What a pleasure it is to let the mind wander this weekend to form bookish associations in the monthly Six Degrees of Separation meme, as hosted by Kate at Books Are My Favourite and Best. This month we start with an Australian classic (has it really been that long?): True Historyof the Kelly Gang by Peter Carey. I read it when it first came out and I remember I found it pretty hard going (the vernacular, the lack of punctuation, the toxic masculinity and violence), but it would be too easy to make my first link another novel I struggled with (there are too many!). So instead, I will refer to the fact that it took a long time – nearly twenty years – for the book to be adapted for film (I haven’t watched the film yet but hear it’s quite impressive). So what other book took ages before it was adapted?
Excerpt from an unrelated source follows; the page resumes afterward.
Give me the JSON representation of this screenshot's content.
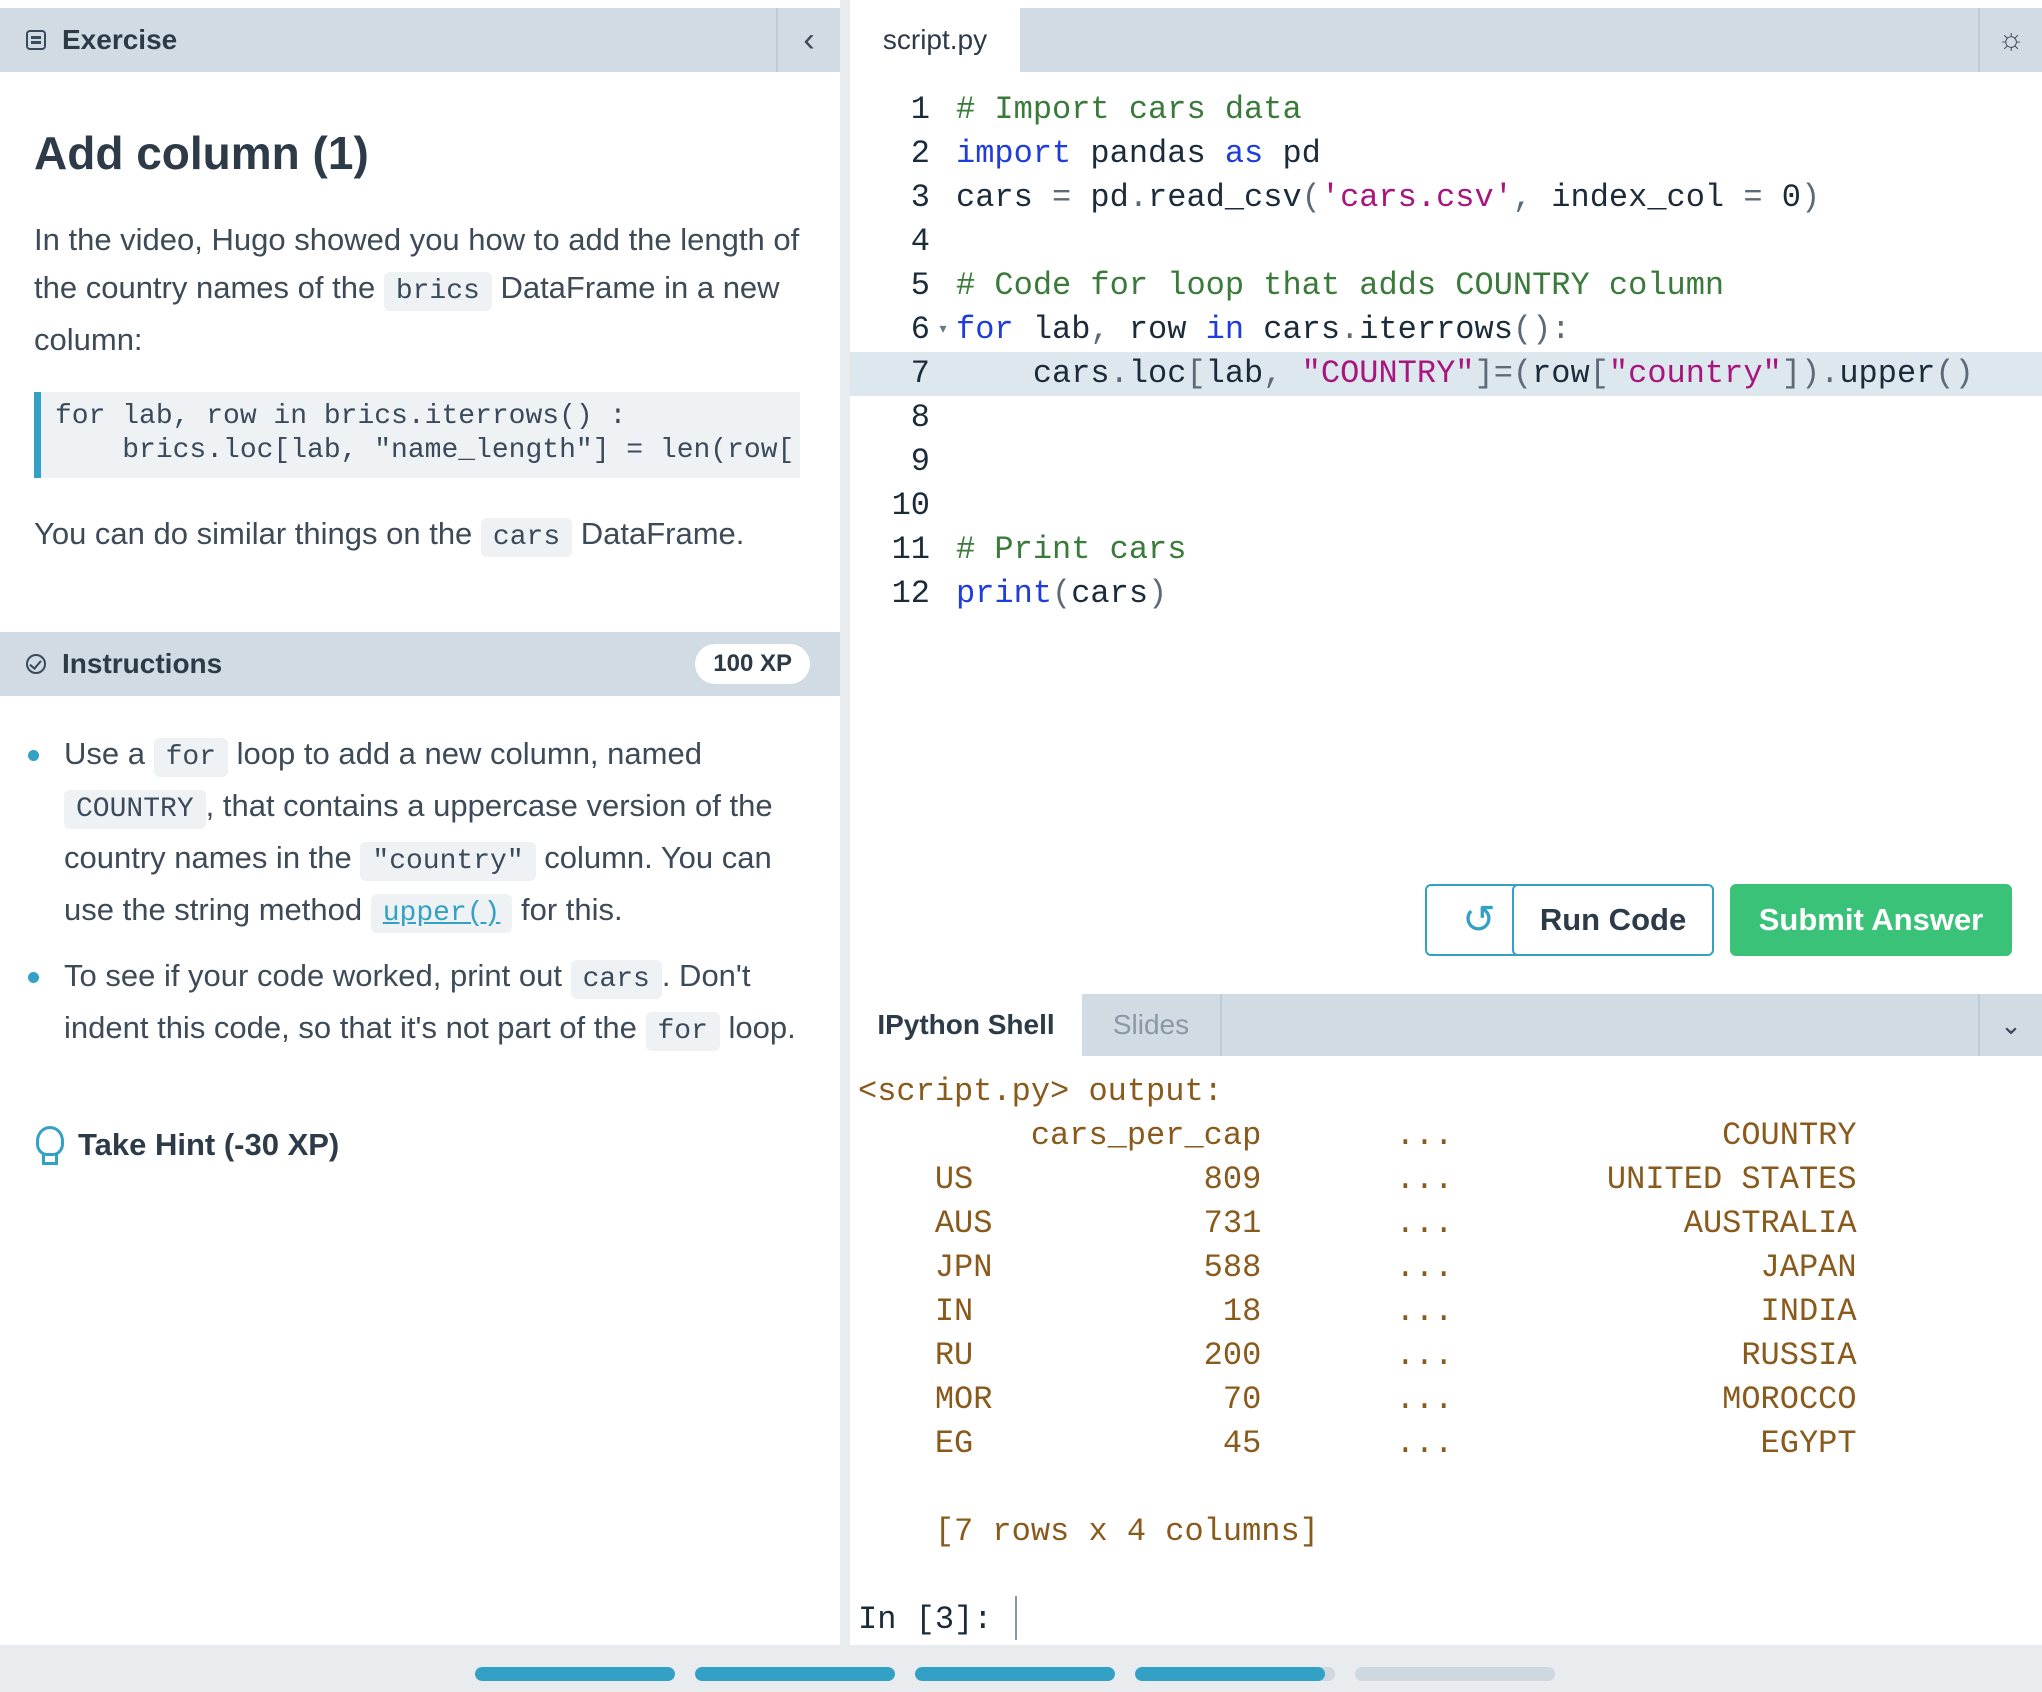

Well, there is a notorious one, which is still under development and seems to have been for the past 2-3 years, although it is labelled a TV mini-series: The Amazing Adventures of Kavalier and Clay by Michael Chabon, which was published in the same year as Peter Carey’s novel above. So twenty-two years and counting…
A simple connection for the next one – the word ‘clay’ in the title – and the long-awaited novel Bridge of Clay by Markus Zusak. After the huge international success of his Book Thief, everyone was waiting with bated breath for his next move… and it took him nearly 12 years to complete it. In an interview, he said something like: ‘I’m a completely different person than the person who wrote The Book Thief but also a different person to the one who started Bridge of Clay 8-9 years ago … If I don’t get it done soon, I’ll probably have to set it aside.’ Wise words of advice to me as a budding novelist, I think!
Bridge of Clay features five brothers in Australia, but the most famous ‘band of brothers’ are the Dostoevsky’s Karamazovs in Tsarist Russia. Pleasure and duty, rationality and faith, free will versus fate, everything is up for discussion in this story of family ties gone very wrong. It also features a lengthy trial scene, and this is the link to my next book.
In L’Étranger by Albert Camus we have a courtroom scene where the accused Meursault refuses to conform to expectations, justify his actions or show remorse. A cold, clinical look at crime and punishment which is in marked contrast to Dostoevsky – Meursault is a man alienated from society and from himself.
Of course, I cannot mention the Camus novel without thinking of the very powerful response to it, the much more recent Meursault Investigation by Kamel Daoud (translated by John Cullen in 2015), a retelling of the story from the point of view of the brother of the Arab victim who didn’t even have a name in the Camus novel.
This retelling of a famous story from the point of view of what one might call a ‘secondary character’ is what brings me to the final link in this chain: the play Rosencrantz and Guildenstern Are Dead by Tom Stoppard is probably one of my favourite examples of witty, sophisticated and successful retellings of a classic (in this case, Hamlet). I don’t think I’ve ever read the script, but I’ve seen it performed several times and always come away with something new to marvel at.
I’ve just realised that my chain has been all male writers this month – and I wonder if my subconscious reverted to this because of the outlaw and masculinity issues arising from the starting point book. Next month the starting point is another Australian writer, but a woman, Meg Mason’s Sorrow and Bliss, which sounds much more like my kind of thing and which I might even read by June.